EA’s behind closed doors demonstrations at E3 all work the same way. You line up outside of small cubicle-like rooms, waiting to watch a developer show you some of the coolest parts of a game: after all that, you may or may not get to play it. Dante’s Inferno was one of the latter cases, and although I was extremely disappointed in missing out on a hands-on experience, the video was well worth the wait.
If you’re wondering whether EA’s last statements regarding Dante’s Inferno “not doing anything new” are true, I’ll tell you now: it really doesn’t. But that doesn’t mean that it doesn’t look spectacular, and seem like a ton of fun to play.
(Note: EA didn’t allow us to take pictures of anything regarding the demonstration, but the above header is from the official EA E3 press kit).

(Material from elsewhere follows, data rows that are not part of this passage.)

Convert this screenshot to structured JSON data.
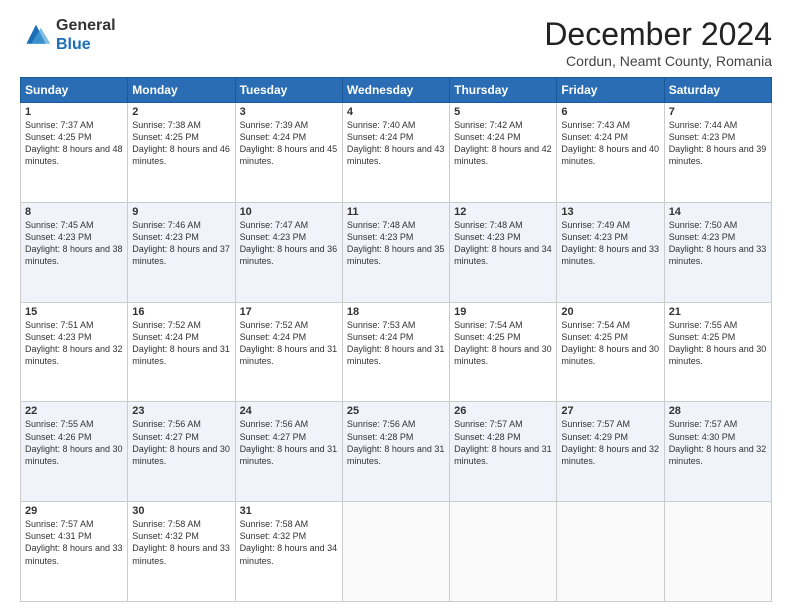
{
  "header": {
    "logo_line1": "General",
    "logo_line2": "Blue",
    "month_title": "December 2024",
    "subtitle": "Cordun, Neamt County, Romania"
  },
  "weekdays": [
    "Sunday",
    "Monday",
    "Tuesday",
    "Wednesday",
    "Thursday",
    "Friday",
    "Saturday"
  ],
  "weeks": [
    [
      {
        "day": "1",
        "sunrise": "Sunrise: 7:37 AM",
        "sunset": "Sunset: 4:25 PM",
        "daylight": "Daylight: 8 hours and 48 minutes."
      },
      {
        "day": "2",
        "sunrise": "Sunrise: 7:38 AM",
        "sunset": "Sunset: 4:25 PM",
        "daylight": "Daylight: 8 hours and 46 minutes."
      },
      {
        "day": "3",
        "sunrise": "Sunrise: 7:39 AM",
        "sunset": "Sunset: 4:24 PM",
        "daylight": "Daylight: 8 hours and 45 minutes."
      },
      {
        "day": "4",
        "sunrise": "Sunrise: 7:40 AM",
        "sunset": "Sunset: 4:24 PM",
        "daylight": "Daylight: 8 hours and 43 minutes."
      },
      {
        "day": "5",
        "sunrise": "Sunrise: 7:42 AM",
        "sunset": "Sunset: 4:24 PM",
        "daylight": "Daylight: 8 hours and 42 minutes."
      },
      {
        "day": "6",
        "sunrise": "Sunrise: 7:43 AM",
        "sunset": "Sunset: 4:24 PM",
        "daylight": "Daylight: 8 hours and 40 minutes."
      },
      {
        "day": "7",
        "sunrise": "Sunrise: 7:44 AM",
        "sunset": "Sunset: 4:23 PM",
        "daylight": "Daylight: 8 hours and 39 minutes."
      }
    ],
    [
      {
        "day": "8",
        "sunrise": "Sunrise: 7:45 AM",
        "sunset": "Sunset: 4:23 PM",
        "daylight": "Daylight: 8 hours and 38 minutes."
      },
      {
        "day": "9",
        "sunrise": "Sunrise: 7:46 AM",
        "sunset": "Sunset: 4:23 PM",
        "daylight": "Daylight: 8 hours and 37 minutes."
      },
      {
        "day": "10",
        "sunrise": "Sunrise: 7:47 AM",
        "sunset": "Sunset: 4:23 PM",
        "daylight": "Daylight: 8 hours and 36 minutes."
      },
      {
        "day": "11",
        "sunrise": "Sunrise: 7:48 AM",
        "sunset": "Sunset: 4:23 PM",
        "daylight": "Daylight: 8 hours and 35 minutes."
      },
      {
        "day": "12",
        "sunrise": "Sunrise: 7:48 AM",
        "sunset": "Sunset: 4:23 PM",
        "daylight": "Daylight: 8 hours and 34 minutes."
      },
      {
        "day": "13",
        "sunrise": "Sunrise: 7:49 AM",
        "sunset": "Sunset: 4:23 PM",
        "daylight": "Daylight: 8 hours and 33 minutes."
      },
      {
        "day": "14",
        "sunrise": "Sunrise: 7:50 AM",
        "sunset": "Sunset: 4:23 PM",
        "daylight": "Daylight: 8 hours and 33 minutes."
      }
    ],
    [
      {
        "day": "15",
        "sunrise": "Sunrise: 7:51 AM",
        "sunset": "Sunset: 4:23 PM",
        "daylight": "Daylight: 8 hours and 32 minutes."
      },
      {
        "day": "16",
        "sunrise": "Sunrise: 7:52 AM",
        "sunset": "Sunset: 4:24 PM",
        "daylight": "Daylight: 8 hours and 31 minutes."
      },
      {
        "day": "17",
        "sunrise": "Sunrise: 7:52 AM",
        "sunset": "Sunset: 4:24 PM",
        "daylight": "Daylight: 8 hours and 31 minutes."
      },
      {
        "day": "18",
        "sunrise": "Sunrise: 7:53 AM",
        "sunset": "Sunset: 4:24 PM",
        "daylight": "Daylight: 8 hours and 31 minutes."
      },
      {
        "day": "19",
        "sunrise": "Sunrise: 7:54 AM",
        "sunset": "Sunset: 4:25 PM",
        "daylight": "Daylight: 8 hours and 30 minutes."
      },
      {
        "day": "20",
        "sunrise": "Sunrise: 7:54 AM",
        "sunset": "Sunset: 4:25 PM",
        "daylight": "Daylight: 8 hours and 30 minutes."
      },
      {
        "day": "21",
        "sunrise": "Sunrise: 7:55 AM",
        "sunset": "Sunset: 4:25 PM",
        "daylight": "Daylight: 8 hours and 30 minutes."
      }
    ],
    [
      {
        "day": "22",
        "sunrise": "Sunrise: 7:55 AM",
        "sunset": "Sunset: 4:26 PM",
        "daylight": "Daylight: 8 hours and 30 minutes."
      },
      {
        "day": "23",
        "sunrise": "Sunrise: 7:56 AM",
        "sunset": "Sunset: 4:27 PM",
        "daylight": "Daylight: 8 hours and 30 minutes."
      },
      {
        "day": "24",
        "sunrise": "Sunrise: 7:56 AM",
        "sunset": "Sunset: 4:27 PM",
        "daylight": "Daylight: 8 hours and 31 minutes."
      },
      {
        "day": "25",
        "sunrise": "Sunrise: 7:56 AM",
        "sunset": "Sunset: 4:28 PM",
        "daylight": "Daylight: 8 hours and 31 minutes."
      },
      {
        "day": "26",
        "sunrise": "Sunrise: 7:57 AM",
        "sunset": "Sunset: 4:28 PM",
        "daylight": "Daylight: 8 hours and 31 minutes."
      },
      {
        "day": "27",
        "sunrise": "Sunrise: 7:57 AM",
        "sunset": "Sunset: 4:29 PM",
        "daylight": "Daylight: 8 hours and 32 minutes."
      },
      {
        "day": "28",
        "sunrise": "Sunrise: 7:57 AM",
        "sunset": "Sunset: 4:30 PM",
        "daylight": "Daylight: 8 hours and 32 minutes."
      }
    ],
    [
      {
        "day": "29",
        "sunrise": "Sunrise: 7:57 AM",
        "sunset": "Sunset: 4:31 PM",
        "daylight": "Daylight: 8 hours and 33 minutes."
      },
      {
        "day": "30",
        "sunrise": "Sunrise: 7:58 AM",
        "sunset": "Sunset: 4:32 PM",
        "daylight": "Daylight: 8 hours and 33 minutes."
      },
      {
        "day": "31",
        "sunrise": "Sunrise: 7:58 AM",
        "sunset": "Sunset: 4:32 PM",
        "daylight": "Daylight: 8 hours and 34 minutes."
      },
      null,
      null,
      null,
      null
    ]
  ]
}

Thousands of people around the world are waiting for the definitive answer: is Dante’s Inferno just “God of War in Hell?” While it’s too soon to give a definitive answer, from what I’ve seen, there were quite a few similarities. Dante even has the square square triangle lunging slow motion attack as Kratos, and Dante’s scythe is retractable, just like the blades of olympus.
Dante also double jumps (which Kratos earns in the God of War series) , and recharges health from soul wells (also found in Onimusha). In addition, after you hurt a mini-boss or boss creature enough, a button prompt comes up on the screen, followed by a mini-QTE that instant-kills the minis, or opens the main bosses up for attacks. This time, instead of God of War’s circle button prompt, it’s R2.
Jumping right into gameplay, the developer explains that they have just killed Death himself, and stolen his signature scythe. Enemies immediately spawn from the floor, and chaos ensues. As the camera pans back a bit, you suddenly realize you are actually riding ON Charron, the ferryman for the river Styx (yes, Charron IS an actual vessel now, and not a cool looking hooded creature).
The giant bull creature from the above image slams in, and after subduing it, you’re allowed to ride on top, effectively making it a vehicle. What’s a typical day in the life of a Bull? I don’t know: walking around, seeing the sights, and snapping Charron’s head off. After landing, the developers skip ahead to the gatekeeper of Hell, which seems like a pretty easy boss fight (dodge, chip the boss away with your attacks, QTE, attack his weak spot, repeat).
Interestingly enough, while a large amount of the public screenshots make the game look generic, the designs we saw were breathtaking:often trumping similar games in the genre. We were told that the artist who designed many of the creatures from the Hellboy and Harry Potter films contributed to Dante’s Inferno. The highlighted enemy design was the female “gluttony” mini-boss, which is fought very similarly to the Gorgons and Minotaurs from God of War. Gluttony’s design was extremly putrid, but also interesting.
Horrificly, Gluttony actually tries to eat you, forcing you to mash circle to escape. After quite a few hits, the creature became exhausted, and the R2 button symbol flashed on it (what time is it? Business time!). Dante leaps over the enemy with a few QTE button presses, sticks his scythe inside the creature’s mouth, jabs it in, and cuts it’s body in half from the inside. From what I’ve seen, the QTE sequences for both the boss and mini-boss sections of the game are just as satisfying as others in the genre. One thing I did notice in particular that didn’t draw it’s influence from the game’s direct, action competitors was the use of the scythe as a “hookshot” of sorts, similar to the Legend of Zelda series.
The developers were constantly noting the fact that Dante’s Inferno the game was “faithful to the source material”. Although the entire premise of the game as an action title supersedes this point, the attention spent to the dialogue narrated by Vergil and the architecture/level designs is phenomenal.
I really enjoyed it when the developer started to read off descriptions from the real epic poem, right as he was showing them off on screen. Honestly, the renditions were quite accurate. The speaker also noted that Vergil’s dialogue in-game would be a word-for-word translation from the poem. Cool? I’d certainly say so.
The comparison with God of War will be unavoidable once more people see it’s gameplay. I’m a bit worried that the action genre may be oversaturated by the time God of War III and Dante’s Inferno release, and EA’s latest creation might not get the attention that it deserves. From what I’ve seen of the new footage, Dante’s Inferno seems to do exactly what it set out to: please hardcore action fans, and deliver a unique underworld narrative experience.
Was I blown away by the demonstration? Not particularly, but as time goes on, I start to learn more and more great things about Dante’s Inferno.